"Why not just control things that I can and just live every day to the fullest? If I worry about tomorrow, I might not do as well as I can today.
"I might not be as productive because I'll think I should save a bit more energy for tomorrow.
"As athletes, we really need to put in our best every day and to live our lives to the fullest."
I don’t know if I want to go for Tokyo as of now, but I know I want to swim competitively for a couple more years, and we will see how things are.
— Yip Pin Xiu
Call goes out for more funds for para athletes
Singapore National Paralympic Council (SNPC) chairman Teo-Koh Sock Miang yesterday encouraged private corporations to support the funding of para-athletes and para-sports.
She spoke on the sidelines of the media conference with Singapore Paralympic stars Yip Pin Xiu and Theresa Goh, after SNPC's honorary treasurer Ho Cheng Kwee revealed that the Tote Board once again played a vital role for the 2016 Rio Games.

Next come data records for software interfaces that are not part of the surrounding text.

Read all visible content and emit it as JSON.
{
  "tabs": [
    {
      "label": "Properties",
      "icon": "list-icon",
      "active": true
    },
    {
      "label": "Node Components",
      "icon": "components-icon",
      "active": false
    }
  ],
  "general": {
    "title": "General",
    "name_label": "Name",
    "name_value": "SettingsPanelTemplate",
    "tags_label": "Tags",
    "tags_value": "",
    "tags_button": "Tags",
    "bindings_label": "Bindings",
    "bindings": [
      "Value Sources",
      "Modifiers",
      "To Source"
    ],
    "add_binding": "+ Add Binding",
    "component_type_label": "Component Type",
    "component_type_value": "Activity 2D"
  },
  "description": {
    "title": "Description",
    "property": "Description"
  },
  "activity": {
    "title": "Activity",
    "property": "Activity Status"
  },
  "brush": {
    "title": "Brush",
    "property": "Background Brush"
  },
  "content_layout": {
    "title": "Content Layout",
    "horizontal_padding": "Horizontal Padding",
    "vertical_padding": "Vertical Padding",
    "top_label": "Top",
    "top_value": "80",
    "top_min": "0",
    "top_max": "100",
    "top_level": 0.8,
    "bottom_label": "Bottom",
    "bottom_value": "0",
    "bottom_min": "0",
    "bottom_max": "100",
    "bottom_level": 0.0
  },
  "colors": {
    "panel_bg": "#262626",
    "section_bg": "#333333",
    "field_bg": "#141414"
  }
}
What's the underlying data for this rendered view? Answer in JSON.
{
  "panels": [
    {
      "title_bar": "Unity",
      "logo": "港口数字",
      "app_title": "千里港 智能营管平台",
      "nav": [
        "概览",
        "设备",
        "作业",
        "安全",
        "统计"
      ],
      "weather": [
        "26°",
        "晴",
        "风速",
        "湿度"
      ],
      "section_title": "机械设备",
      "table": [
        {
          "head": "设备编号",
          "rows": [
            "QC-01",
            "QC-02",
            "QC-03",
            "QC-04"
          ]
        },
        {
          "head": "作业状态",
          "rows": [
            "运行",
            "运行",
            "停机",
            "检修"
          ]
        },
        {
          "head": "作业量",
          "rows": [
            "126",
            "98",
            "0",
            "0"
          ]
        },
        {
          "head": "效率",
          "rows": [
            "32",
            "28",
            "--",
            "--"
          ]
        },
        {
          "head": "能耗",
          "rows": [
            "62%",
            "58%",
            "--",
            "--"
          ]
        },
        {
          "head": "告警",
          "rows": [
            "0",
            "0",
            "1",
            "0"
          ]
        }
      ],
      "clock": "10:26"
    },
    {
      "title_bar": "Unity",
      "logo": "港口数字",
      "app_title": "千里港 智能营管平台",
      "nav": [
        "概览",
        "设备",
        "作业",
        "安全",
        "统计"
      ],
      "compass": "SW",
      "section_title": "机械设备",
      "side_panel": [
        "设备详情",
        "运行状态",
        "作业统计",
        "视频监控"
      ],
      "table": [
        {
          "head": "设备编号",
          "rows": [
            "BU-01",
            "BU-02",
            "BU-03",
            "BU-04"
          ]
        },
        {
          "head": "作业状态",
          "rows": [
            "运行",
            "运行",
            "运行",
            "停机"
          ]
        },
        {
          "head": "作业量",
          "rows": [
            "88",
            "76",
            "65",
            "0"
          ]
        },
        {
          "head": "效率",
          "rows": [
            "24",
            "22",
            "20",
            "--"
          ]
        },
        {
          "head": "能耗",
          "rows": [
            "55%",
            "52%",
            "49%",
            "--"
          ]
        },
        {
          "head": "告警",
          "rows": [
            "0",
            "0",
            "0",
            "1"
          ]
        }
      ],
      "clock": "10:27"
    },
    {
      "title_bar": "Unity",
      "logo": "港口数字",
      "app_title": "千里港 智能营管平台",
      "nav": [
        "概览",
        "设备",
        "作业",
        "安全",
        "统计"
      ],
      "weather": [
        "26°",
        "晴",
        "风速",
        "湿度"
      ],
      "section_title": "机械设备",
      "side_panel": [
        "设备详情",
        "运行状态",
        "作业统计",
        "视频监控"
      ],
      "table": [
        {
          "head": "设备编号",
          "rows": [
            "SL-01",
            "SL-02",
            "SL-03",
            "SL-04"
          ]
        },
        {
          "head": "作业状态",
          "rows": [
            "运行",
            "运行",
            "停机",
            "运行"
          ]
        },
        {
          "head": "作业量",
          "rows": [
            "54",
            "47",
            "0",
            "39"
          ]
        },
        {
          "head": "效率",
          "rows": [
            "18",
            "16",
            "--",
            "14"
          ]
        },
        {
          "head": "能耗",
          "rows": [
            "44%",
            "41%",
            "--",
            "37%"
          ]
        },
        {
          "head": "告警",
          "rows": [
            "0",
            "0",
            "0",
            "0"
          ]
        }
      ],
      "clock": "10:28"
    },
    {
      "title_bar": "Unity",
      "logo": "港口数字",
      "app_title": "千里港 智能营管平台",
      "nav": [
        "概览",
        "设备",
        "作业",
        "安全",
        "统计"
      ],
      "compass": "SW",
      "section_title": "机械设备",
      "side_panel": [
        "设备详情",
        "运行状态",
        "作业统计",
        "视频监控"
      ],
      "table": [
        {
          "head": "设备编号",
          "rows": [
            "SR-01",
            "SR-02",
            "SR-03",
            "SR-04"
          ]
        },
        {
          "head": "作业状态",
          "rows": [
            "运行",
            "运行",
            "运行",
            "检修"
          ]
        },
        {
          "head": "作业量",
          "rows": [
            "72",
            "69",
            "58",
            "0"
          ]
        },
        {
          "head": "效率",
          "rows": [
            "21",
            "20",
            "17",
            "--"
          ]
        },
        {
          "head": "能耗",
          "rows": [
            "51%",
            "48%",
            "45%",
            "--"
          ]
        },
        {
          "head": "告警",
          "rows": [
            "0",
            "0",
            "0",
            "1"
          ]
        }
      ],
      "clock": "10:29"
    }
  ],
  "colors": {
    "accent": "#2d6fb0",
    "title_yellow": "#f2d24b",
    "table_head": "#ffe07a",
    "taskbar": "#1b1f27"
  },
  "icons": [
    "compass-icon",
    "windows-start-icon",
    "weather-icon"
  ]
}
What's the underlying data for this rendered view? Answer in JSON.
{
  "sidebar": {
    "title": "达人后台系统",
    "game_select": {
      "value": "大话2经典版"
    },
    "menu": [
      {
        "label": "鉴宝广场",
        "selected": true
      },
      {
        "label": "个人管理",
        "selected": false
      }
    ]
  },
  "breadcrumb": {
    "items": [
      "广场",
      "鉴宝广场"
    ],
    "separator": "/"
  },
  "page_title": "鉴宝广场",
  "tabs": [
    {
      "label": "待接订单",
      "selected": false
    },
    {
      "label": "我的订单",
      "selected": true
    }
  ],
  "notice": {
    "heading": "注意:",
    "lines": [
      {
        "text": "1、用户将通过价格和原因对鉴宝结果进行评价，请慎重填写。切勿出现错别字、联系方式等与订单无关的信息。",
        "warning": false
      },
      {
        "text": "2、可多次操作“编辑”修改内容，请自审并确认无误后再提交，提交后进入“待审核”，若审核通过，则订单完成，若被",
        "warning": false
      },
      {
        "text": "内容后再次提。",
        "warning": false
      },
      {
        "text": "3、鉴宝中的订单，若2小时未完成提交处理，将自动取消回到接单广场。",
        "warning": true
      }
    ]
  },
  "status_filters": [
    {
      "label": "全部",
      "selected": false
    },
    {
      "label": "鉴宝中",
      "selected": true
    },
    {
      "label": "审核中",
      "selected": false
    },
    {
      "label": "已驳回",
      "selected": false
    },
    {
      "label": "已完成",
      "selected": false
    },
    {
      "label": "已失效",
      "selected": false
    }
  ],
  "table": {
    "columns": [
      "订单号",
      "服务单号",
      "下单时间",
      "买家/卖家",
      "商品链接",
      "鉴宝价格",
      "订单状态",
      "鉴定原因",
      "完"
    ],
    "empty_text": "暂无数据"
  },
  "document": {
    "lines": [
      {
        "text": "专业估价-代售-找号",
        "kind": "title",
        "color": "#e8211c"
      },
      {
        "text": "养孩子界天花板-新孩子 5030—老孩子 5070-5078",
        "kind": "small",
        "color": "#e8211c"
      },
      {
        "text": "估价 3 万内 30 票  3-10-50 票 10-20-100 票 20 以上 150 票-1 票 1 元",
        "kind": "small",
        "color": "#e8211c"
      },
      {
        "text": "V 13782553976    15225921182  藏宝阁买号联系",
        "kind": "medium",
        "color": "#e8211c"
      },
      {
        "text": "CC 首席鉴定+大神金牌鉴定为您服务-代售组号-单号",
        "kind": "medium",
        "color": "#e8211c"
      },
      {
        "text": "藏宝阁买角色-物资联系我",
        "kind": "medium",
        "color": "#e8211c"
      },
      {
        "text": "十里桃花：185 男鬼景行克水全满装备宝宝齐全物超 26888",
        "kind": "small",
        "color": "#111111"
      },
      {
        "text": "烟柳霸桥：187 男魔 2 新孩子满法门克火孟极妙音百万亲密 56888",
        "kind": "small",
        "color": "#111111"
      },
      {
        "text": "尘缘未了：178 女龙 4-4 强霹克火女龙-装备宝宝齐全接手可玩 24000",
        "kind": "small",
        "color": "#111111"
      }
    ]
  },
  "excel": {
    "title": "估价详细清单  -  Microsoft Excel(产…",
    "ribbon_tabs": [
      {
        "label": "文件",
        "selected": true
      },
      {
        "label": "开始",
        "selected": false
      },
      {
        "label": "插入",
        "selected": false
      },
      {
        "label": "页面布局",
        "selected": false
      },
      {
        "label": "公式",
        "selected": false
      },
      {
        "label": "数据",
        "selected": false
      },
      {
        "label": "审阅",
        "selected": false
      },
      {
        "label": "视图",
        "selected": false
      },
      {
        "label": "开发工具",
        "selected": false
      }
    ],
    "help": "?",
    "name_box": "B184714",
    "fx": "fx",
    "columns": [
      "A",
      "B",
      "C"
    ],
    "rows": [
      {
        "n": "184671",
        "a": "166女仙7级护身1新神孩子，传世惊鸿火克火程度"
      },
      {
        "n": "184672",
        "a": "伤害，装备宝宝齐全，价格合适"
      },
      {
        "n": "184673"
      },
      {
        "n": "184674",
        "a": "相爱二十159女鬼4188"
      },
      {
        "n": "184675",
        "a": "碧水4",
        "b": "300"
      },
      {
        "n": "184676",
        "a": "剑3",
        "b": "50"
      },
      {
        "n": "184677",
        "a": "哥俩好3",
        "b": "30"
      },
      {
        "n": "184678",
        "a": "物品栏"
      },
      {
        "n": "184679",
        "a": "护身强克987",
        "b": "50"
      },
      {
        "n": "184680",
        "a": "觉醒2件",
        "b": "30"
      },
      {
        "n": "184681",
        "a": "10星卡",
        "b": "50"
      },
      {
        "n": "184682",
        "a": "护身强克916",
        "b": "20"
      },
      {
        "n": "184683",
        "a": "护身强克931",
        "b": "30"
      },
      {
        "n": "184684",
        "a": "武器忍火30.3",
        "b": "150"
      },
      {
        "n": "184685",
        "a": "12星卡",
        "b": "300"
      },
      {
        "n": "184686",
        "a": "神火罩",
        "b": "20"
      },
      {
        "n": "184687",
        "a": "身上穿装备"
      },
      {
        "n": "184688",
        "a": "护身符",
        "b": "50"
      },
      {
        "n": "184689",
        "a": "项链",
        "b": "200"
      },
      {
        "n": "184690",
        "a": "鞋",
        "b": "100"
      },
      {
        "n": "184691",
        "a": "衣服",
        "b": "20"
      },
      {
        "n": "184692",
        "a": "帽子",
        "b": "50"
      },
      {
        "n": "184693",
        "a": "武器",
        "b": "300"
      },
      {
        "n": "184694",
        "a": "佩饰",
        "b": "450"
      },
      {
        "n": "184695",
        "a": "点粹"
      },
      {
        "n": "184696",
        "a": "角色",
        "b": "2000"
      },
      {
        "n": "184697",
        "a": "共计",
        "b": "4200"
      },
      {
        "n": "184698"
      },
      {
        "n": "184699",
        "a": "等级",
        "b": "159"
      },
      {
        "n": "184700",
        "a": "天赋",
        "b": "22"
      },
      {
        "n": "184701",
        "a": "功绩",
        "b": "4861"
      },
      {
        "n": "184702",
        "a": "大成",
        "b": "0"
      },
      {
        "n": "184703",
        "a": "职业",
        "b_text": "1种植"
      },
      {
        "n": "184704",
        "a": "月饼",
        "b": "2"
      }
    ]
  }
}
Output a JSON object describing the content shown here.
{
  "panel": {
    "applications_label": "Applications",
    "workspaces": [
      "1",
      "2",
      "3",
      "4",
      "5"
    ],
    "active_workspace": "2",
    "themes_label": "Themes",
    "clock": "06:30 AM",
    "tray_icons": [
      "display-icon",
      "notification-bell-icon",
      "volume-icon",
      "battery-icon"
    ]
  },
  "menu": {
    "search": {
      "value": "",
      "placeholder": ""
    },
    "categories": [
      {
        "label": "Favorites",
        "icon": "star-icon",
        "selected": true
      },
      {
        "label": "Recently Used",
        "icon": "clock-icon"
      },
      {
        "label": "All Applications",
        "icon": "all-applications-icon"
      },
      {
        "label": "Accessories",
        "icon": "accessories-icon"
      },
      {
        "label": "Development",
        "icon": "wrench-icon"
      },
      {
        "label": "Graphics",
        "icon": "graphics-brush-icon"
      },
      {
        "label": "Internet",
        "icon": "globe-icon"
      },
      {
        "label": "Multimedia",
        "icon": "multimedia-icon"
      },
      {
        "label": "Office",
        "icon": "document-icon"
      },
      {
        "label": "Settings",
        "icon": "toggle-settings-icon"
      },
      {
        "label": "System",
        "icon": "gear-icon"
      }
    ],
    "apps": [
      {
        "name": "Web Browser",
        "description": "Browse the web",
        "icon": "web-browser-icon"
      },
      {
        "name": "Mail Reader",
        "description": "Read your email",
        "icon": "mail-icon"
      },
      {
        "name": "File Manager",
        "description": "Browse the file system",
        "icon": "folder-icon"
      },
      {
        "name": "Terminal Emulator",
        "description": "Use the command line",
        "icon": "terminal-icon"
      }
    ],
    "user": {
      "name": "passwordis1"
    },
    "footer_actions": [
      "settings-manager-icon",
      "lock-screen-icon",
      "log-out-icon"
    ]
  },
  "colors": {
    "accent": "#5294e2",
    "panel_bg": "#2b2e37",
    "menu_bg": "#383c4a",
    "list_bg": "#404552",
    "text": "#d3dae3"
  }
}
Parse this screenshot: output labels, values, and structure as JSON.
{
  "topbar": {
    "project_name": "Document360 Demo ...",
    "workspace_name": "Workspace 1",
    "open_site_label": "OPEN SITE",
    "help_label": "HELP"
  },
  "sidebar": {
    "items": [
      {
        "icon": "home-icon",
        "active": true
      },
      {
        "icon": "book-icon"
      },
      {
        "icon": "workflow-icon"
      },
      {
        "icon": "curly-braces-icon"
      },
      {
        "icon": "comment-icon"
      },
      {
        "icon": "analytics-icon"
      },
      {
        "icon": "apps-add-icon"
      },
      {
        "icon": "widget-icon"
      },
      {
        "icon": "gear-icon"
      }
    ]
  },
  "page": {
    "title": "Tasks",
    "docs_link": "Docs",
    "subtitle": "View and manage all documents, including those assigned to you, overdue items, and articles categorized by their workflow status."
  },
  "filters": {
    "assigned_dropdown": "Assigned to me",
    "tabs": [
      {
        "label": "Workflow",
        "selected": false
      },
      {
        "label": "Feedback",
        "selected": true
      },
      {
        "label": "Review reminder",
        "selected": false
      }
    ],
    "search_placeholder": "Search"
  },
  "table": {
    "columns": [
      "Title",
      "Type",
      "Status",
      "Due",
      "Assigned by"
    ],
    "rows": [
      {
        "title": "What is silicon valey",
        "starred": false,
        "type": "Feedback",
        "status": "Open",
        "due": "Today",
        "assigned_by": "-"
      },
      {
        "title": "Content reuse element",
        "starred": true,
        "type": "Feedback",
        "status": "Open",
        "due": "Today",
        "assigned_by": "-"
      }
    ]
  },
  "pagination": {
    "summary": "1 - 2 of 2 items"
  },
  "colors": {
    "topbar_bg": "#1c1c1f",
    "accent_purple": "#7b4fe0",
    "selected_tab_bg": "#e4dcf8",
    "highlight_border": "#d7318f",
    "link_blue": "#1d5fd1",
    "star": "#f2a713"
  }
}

"The Tote board are the major contributors but, for this round, they are the only contributors (until now). They don't have to be," said Ho.
Swimmers Yip and Goh have been feted after their exploits at the 2016 Paralympic Games, which ended in Rio on Sunday.
Yip won two gold medals and Goh made a breakthrough with her first medal when she finished third in the 100m breaststroke SB4.
In a bid to attract more support, Teo-Koh said: "Corporations need to step up to the plate and not say, 'everything is the government'.
"My take to (these corporations) is: what is your role in all of this? Don't always point your finger at someone else."
There has been an ongoing debate in the country over monetary rewards for Paralympians medallists and Olympic winners.
Ho, though, believes that funding for the development of para-sports was even more crucial compared to prize money.
"More important (than the prize money) is really the funding for the development of sports, para-sports in Singapore," said Ho.
"That's the key because, without that funding and the development programmes that Singapore Disabled Sports Council runs, we're not going to find these 13 athletes."
As for Singapore's two Paralympic stars, the prize money they will get will be a bonus.
Singapore Olympic gold-medallist Joseph Schooling was awarded $1 million for his triumph in Rio, while a Paralympic gold medal will get $200,000.
"(The money) is not something that we swim for. Honestly, if it were, I would have quit a long time ago," said Goh.
"It is something like a bonus. If it comes to us, it comes to us. But in the end, it's because of the joy and the satisfaction we get after our achievements."